## Instructions for the task
Each record must be printed again exactly as given.

Stored data entries
::::

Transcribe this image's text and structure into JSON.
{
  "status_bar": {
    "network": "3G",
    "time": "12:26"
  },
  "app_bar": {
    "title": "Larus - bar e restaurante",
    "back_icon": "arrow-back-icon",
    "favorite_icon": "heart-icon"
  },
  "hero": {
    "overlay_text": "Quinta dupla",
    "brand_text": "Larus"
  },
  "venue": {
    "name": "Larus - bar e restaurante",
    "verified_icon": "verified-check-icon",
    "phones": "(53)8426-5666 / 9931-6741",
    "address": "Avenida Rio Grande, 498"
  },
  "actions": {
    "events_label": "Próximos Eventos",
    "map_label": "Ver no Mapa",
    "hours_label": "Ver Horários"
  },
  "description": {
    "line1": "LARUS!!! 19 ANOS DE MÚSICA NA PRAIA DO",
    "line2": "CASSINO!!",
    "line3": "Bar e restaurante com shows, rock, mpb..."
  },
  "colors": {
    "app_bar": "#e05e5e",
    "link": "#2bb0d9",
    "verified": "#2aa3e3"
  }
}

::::

## Solution
Transcribe this image's text and structure into JSON.
{
  "status_bar": {
    "network": "3G",
    "time": "12:26"
  },
  "app_bar": {
    "title": "Larus - bar e restaurante",
    "back_icon": "arrow-back-icon",
    "favorite_icon": "heart-icon"
  },
  "hero": {
    "overlay_text": "Quinta dupla",
    "brand_text": "Larus"
  },
  "venue": {
    "name": "Larus - bar e restaurante",
    "verified_icon": "verified-check-icon",
    "phones": "(53)8426-5666 / 9931-6741",
    "address": "Avenida Rio Grande, 498"
  },
  "actions": {
    "events_label": "Próximos Eventos",
    "map_label": "Ver no Mapa",
    "hours_label": "Ver Horários"
  },
  "description": {
    "line1": "LARUS!!! 19 ANOS DE MÚSICA NA PRAIA DO",
    "line2": "CASSINO!!",
    "line3": "Bar e restaurante com shows, rock, mpb..."
  },
  "colors": {
    "app_bar": "#e05e5e",
    "link": "#2bb0d9",
    "verified": "#2aa3e3"
  }
}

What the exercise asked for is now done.